  • Published
William McKee
Image caption,
William McKee will retire from his post as Chief Executive in the Autumn

The Chief Executive of Belfast Trust is due to retire in the Autumn, BBC News looks back at his career.

William McKee was born in 1952 in Belfast. He was educated at Queen's University in Belfast and received an MBA from the University of Ulster.

Throughout his career in the health service he has held a number of senior positions at hospitals in Northern Ireland, including Musgrave Park and Daisy Hill.

In 2006, he received Commander Of The British Empire (CBE) for service to the NHS in Northern Ireland.

Mr McKee was chief executive of The Royal Hospitals from 1992 until 2006 - when he left to take up the position as chief executive of the Belfast Trust.

It was established in April 2007 following the merger of six Belfast Trusts.

Belfast Health and Social Care Trust is the largest trust in the UK, employing 22,000 people with an annual budget in excess of £1bn.

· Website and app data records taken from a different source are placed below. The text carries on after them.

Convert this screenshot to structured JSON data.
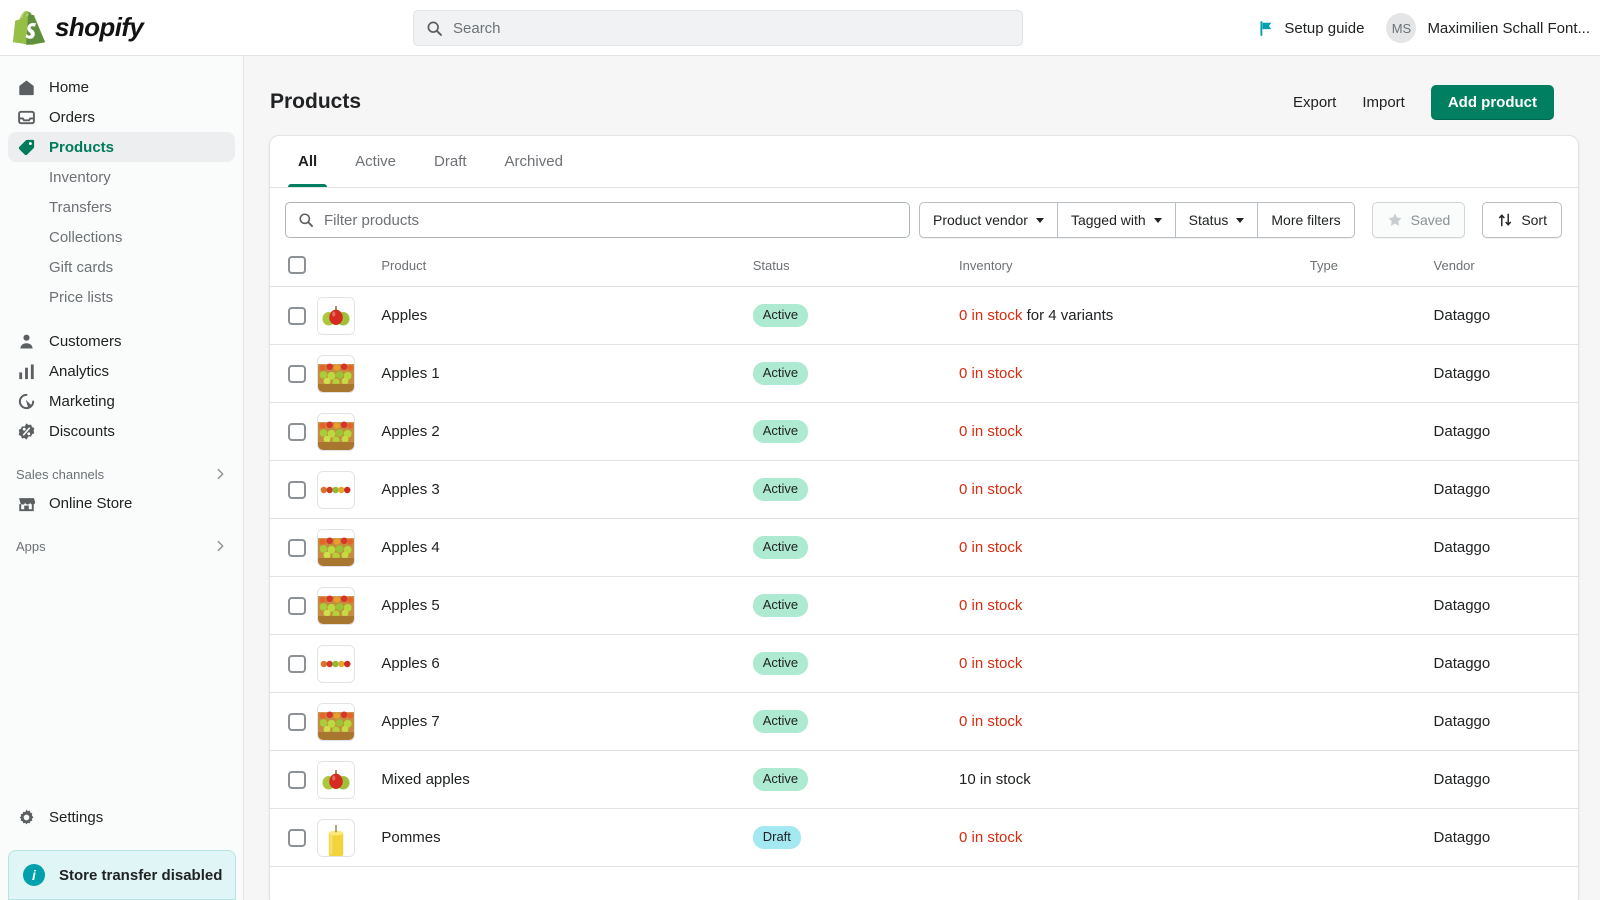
{
  "topbar": {
    "brand_name": "shopify",
    "search_placeholder": "Search",
    "search_value": "",
    "search_icon": "search-icon",
    "setup_guide_label": "Setup guide",
    "setup_guide_icon": "flag-icon",
    "user_initials": "MS",
    "user_name": "Maximilien Schall Font...",
    "accent_teal": "#00a0ac"
  },
  "sidebar": {
    "items": [
      {
        "label": "Home",
        "icon": "home-icon",
        "active": false
      },
      {
        "label": "Orders",
        "icon": "orders-inbox-icon",
        "active": false
      },
      {
        "label": "Products",
        "icon": "product-tag-icon",
        "active": true
      }
    ],
    "sub_items": [
      {
        "label": "Inventory"
      },
      {
        "label": "Transfers"
      },
      {
        "label": "Collections"
      },
      {
        "label": "Gift cards"
      },
      {
        "label": "Price lists"
      }
    ],
    "items2": [
      {
        "label": "Customers",
        "icon": "customer-icon"
      },
      {
        "label": "Analytics",
        "icon": "analytics-bars-icon"
      },
      {
        "label": "Marketing",
        "icon": "marketing-target-icon"
      },
      {
        "label": "Discounts",
        "icon": "discount-badge-icon"
      }
    ],
    "sales_channels_label": "Sales channels",
    "online_store_label": "Online Store",
    "online_store_icon": "storefront-icon",
    "apps_label": "Apps",
    "chevron_icon": "chevron-right-icon",
    "settings_label": "Settings",
    "settings_icon": "gear-icon",
    "banner": {
      "label": "Store transfer disabled",
      "icon": "info-icon",
      "bg": "#e0f5f5"
    }
  },
  "header": {
    "title": "Products",
    "export_label": "Export",
    "import_label": "Import",
    "add_product_label": "Add product",
    "primary_color": "#008060"
  },
  "tabs": [
    {
      "label": "All",
      "active": true
    },
    {
      "label": "Active",
      "active": false
    },
    {
      "label": "Draft",
      "active": false
    },
    {
      "label": "Archived",
      "active": false
    }
  ],
  "filters": {
    "search_placeholder": "Filter products",
    "search_value": "",
    "search_icon": "search-icon",
    "buttons": [
      {
        "label": "Product vendor",
        "caret": true
      },
      {
        "label": "Tagged with",
        "caret": true
      },
      {
        "label": "Status",
        "caret": true
      },
      {
        "label": "More filters",
        "caret": false
      }
    ],
    "saved_label": "Saved",
    "saved_icon": "star-icon",
    "saved_disabled": true,
    "sort_label": "Sort",
    "sort_icon": "sort-arrows-icon"
  },
  "table": {
    "columns": [
      "Product",
      "Status",
      "Inventory",
      "Type",
      "Vendor"
    ],
    "select_all_checkbox": "select-all-checkbox",
    "rows": [
      {
        "name": "Apples",
        "thumb": "apples-trio",
        "status": "Active",
        "status_kind": "active",
        "stock": "0 in stock",
        "stock_zero": true,
        "stock_note": " for 4 variants",
        "type": "",
        "vendor": "Dataggo"
      },
      {
        "name": "Apples 1",
        "thumb": "fruit-market",
        "status": "Active",
        "status_kind": "active",
        "stock": "0 in stock",
        "stock_zero": true,
        "stock_note": "",
        "type": "",
        "vendor": "Dataggo"
      },
      {
        "name": "Apples 2",
        "thumb": "fruit-market",
        "status": "Active",
        "status_kind": "active",
        "stock": "0 in stock",
        "stock_zero": true,
        "stock_note": "",
        "type": "",
        "vendor": "Dataggo"
      },
      {
        "name": "Apples 3",
        "thumb": "apple-row",
        "status": "Active",
        "status_kind": "active",
        "stock": "0 in stock",
        "stock_zero": true,
        "stock_note": "",
        "type": "",
        "vendor": "Dataggo"
      },
      {
        "name": "Apples 4",
        "thumb": "fruit-market",
        "status": "Active",
        "status_kind": "active",
        "stock": "0 in stock",
        "stock_zero": true,
        "stock_note": "",
        "type": "",
        "vendor": "Dataggo"
      },
      {
        "name": "Apples 5",
        "thumb": "fruit-market",
        "status": "Active",
        "status_kind": "active",
        "stock": "0 in stock",
        "stock_zero": true,
        "stock_note": "",
        "type": "",
        "vendor": "Dataggo"
      },
      {
        "name": "Apples 6",
        "thumb": "apple-row",
        "status": "Active",
        "status_kind": "active",
        "stock": "0 in stock",
        "stock_zero": true,
        "stock_note": "",
        "type": "",
        "vendor": "Dataggo"
      },
      {
        "name": "Apples 7",
        "thumb": "fruit-market",
        "status": "Active",
        "status_kind": "active",
        "stock": "0 in stock",
        "stock_zero": true,
        "stock_note": "",
        "type": "",
        "vendor": "Dataggo"
      },
      {
        "name": "Mixed apples",
        "thumb": "apples-trio",
        "status": "Active",
        "status_kind": "active",
        "stock": "10 in stock",
        "stock_zero": false,
        "stock_note": "",
        "type": "",
        "vendor": "Dataggo"
      },
      {
        "name": "Pommes",
        "thumb": "yellow-candle",
        "status": "Draft",
        "status_kind": "draft",
        "stock": "0 in stock",
        "stock_zero": true,
        "stock_note": "",
        "type": "",
        "vendor": "Dataggo"
      }
    ]
  },
  "colors": {
    "stock_red": "#d72c0d",
    "badge_active": "#aee9d1",
    "badge_draft": "#a4e8f2",
    "sidebar_bg": "#fafbfb",
    "page_bg": "#f6f6f7"
  }
}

Mr McKee is responsible for staff, revenue and the services that the trust delivers to a population of 340,000.

Last September, health union officials threatened industrial action when the trust announced plans to cut 152 beds at two hospitals in the city. The proposed cuts did not in the end go ahead.

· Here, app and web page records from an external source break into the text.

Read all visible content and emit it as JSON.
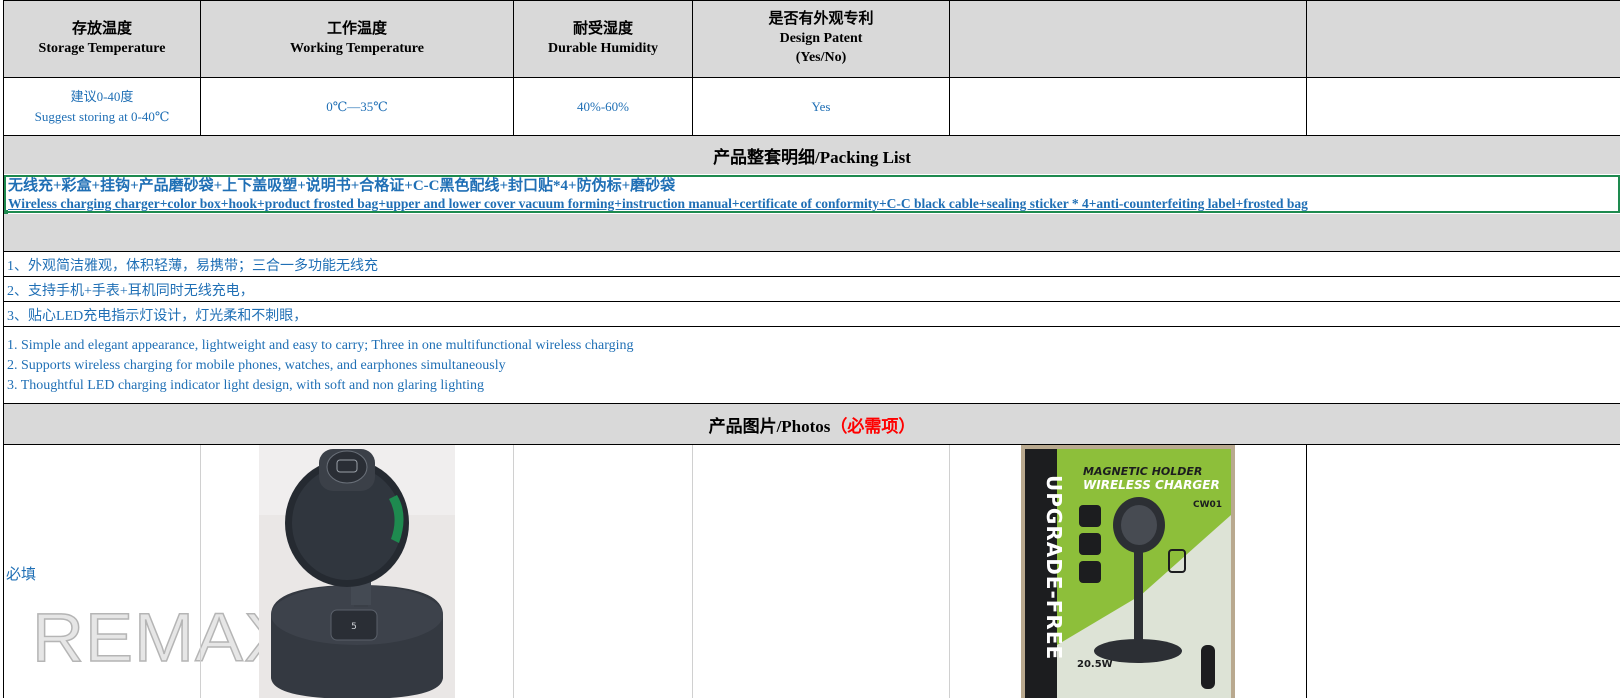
{
  "headers": [
    {
      "zh": "存放温度",
      "en": "Storage Temperature"
    },
    {
      "zh": "工作温度",
      "en": "Working Temperature"
    },
    {
      "zh": "耐受湿度",
      "en": "Durable Humidity"
    },
    {
      "zh": "是否有外观专利",
      "en": "Design Patent",
      "en2": "(Yes/No)"
    }
  ],
  "values": {
    "storage_zh": "建议0-40度",
    "storage_en": "Suggest storing at 0-40℃",
    "working": "0℃—35℃",
    "humidity": "40%-60%",
    "patent": "Yes"
  },
  "packing": {
    "title": "产品整套明细/Packing List",
    "zh": "无线充+彩盒+挂钩+产品磨砂袋+上下盖吸塑+说明书+合格证+C-C黑色配线+封口贴*4+防伪标+磨砂袋",
    "en": "Wireless charging charger+color box+hook+product frosted bag+upper and lower cover vacuum forming+instruction manual+certificate of conformity+C-C black cable+sealing sticker * 4+anti-counterfeiting label+frosted bag"
  },
  "features_zh": [
    "1、外观简洁雅观，体积轻薄，易携带；三合一多功能无线充",
    "2、支持手机+手表+耳机同时无线充电，",
    "3、贴心LED充电指示灯设计，灯光柔和不刺眼，"
  ],
  "features_en": [
    "1. Simple and elegant appearance, lightweight and easy to carry; Three in one multifunctional wireless charging",
    "2. Supports wireless charging for mobile phones, watches, and earphones simultaneously",
    "3. Thoughtful LED charging indicator light design, with soft and non glaring lighting"
  ],
  "photos": {
    "title": "产品图片/Photos",
    "title_required": "（必需项）",
    "required_label": "必填",
    "watermark": "REMAX",
    "box_text": {
      "line1": "MAGNETIC HOLDER",
      "line2": "WIRELESS CHARGER",
      "model": "CW01",
      "side": "UPGRADE-FREE",
      "power": "20.5W"
    }
  },
  "colors": {
    "header_gray": "#d9d9d9",
    "text_blue": "#1f6fb5",
    "required_red": "#ff0000",
    "selection_green": "#1e8a4f"
  }
}
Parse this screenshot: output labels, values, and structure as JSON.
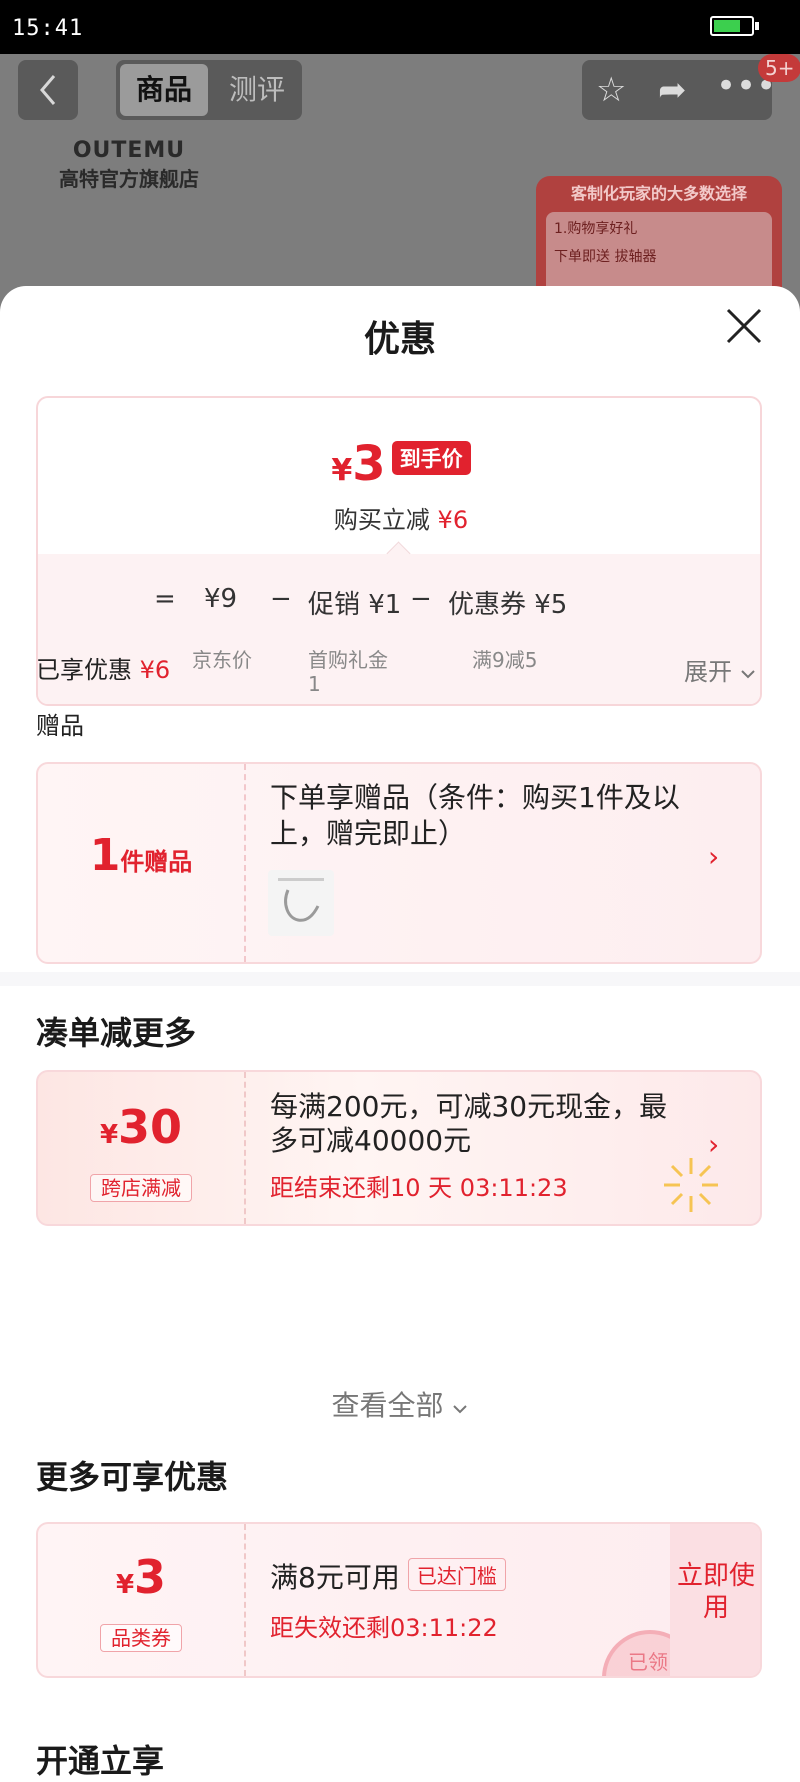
{
  "status_bar": {
    "time": "15:41"
  },
  "background_page": {
    "tabs": [
      "商品",
      "测评"
    ],
    "badge": "5+",
    "brand_en": "OUTEMU",
    "brand_cn": "高特官方旗舰店",
    "ad_title": "客制化玩家的大多数选择",
    "ad_line1": "1.购物享好礼",
    "ad_line2": "下单即送 拔轴器"
  },
  "sheet": {
    "title": "优惠",
    "summary": {
      "currency": "¥",
      "final_price": "3",
      "final_tag": "到手价",
      "save_label": "购买立减",
      "save_amount": "¥6",
      "formula": {
        "equals": "=",
        "base": "¥9",
        "base_sub": "京东价",
        "minus1": "−",
        "promo": "促销 ¥1",
        "promo_sub": "首购礼金",
        "promo_sub2": "1",
        "minus2": "−",
        "coupon": "优惠券 ¥5",
        "coupon_sub": "满9减5"
      }
    },
    "enjoyed_label": "已享优惠",
    "enjoyed_amount": "¥6",
    "expand_label": "展开",
    "gift_section": "赠品",
    "gift": {
      "count": "1",
      "count_unit": "件赠品",
      "desc": "下单享赠品（条件：购买1件及以上，赠完即止）"
    },
    "bundle_title": "凑单减更多",
    "bundle": {
      "currency": "¥",
      "amount": "30",
      "tag": "跨店满减",
      "text": "每满200元，可减30元现金，最多可减40000元",
      "countdown": "距结束还剩10 天 03:11:23"
    },
    "view_all": "查看全部",
    "more_title": "更多可享优惠",
    "coupon": {
      "currency": "¥",
      "amount": "3",
      "tag": "品类券",
      "cond": "满8元可用",
      "reached": "已达门槛",
      "countdown": "距失效还剩03:11:22",
      "use": "立即使用",
      "stamp": "已领"
    },
    "next_section": "开通立享"
  },
  "colors": {
    "accent": "#e1222e",
    "pink_bg": "#fdf2f3"
  }
}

A month later, Mr McKee said cuts in frontline patient services could not be avoided.

He made his comment after it was announced the trust had to make 9% efficiency savings over three years, which would amount to £93m.


He said that even firing everyone in administration would not achieve this.

Out of all the Stormont departments, health receives the biggest amount of funding.

As a result, it is expected it will have to find the biggest savings following Monday's announcement that Northern Ireland will have to find £128m of savings as part of wider plans to address the UK's national debt.

On Tuesday, the health minister Michael McGimpsey presented his plans to the health committee at the Northern Ireland Assembly.

He outlined his spending plans for the year ahead, with cuts not as severe as first feared.

Although he is planning 2% savings on staffing costs there will be no compulsory redundancies.